**Material for this exercise:**
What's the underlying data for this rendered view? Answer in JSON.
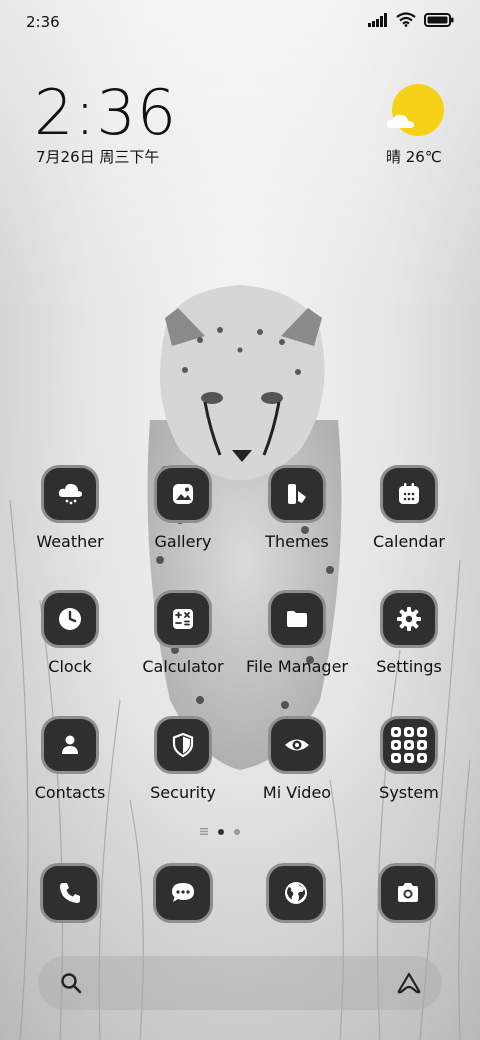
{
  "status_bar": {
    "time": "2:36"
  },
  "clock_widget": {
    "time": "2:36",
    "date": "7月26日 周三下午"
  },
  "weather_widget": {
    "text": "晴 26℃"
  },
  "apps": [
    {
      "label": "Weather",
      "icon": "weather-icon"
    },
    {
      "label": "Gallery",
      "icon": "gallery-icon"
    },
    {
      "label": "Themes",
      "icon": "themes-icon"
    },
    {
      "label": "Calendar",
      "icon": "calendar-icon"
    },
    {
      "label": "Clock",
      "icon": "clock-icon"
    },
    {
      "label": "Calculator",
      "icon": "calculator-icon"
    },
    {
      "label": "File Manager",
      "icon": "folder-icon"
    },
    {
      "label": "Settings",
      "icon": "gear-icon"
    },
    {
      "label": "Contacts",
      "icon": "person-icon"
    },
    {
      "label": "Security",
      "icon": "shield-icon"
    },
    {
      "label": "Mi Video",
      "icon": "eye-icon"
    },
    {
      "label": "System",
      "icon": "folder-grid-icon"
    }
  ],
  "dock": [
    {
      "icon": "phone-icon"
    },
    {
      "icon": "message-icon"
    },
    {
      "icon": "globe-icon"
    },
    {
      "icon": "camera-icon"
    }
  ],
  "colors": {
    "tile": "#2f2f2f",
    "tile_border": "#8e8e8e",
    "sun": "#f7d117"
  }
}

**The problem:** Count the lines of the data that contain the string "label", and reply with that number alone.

**Solution to the exercise:** 12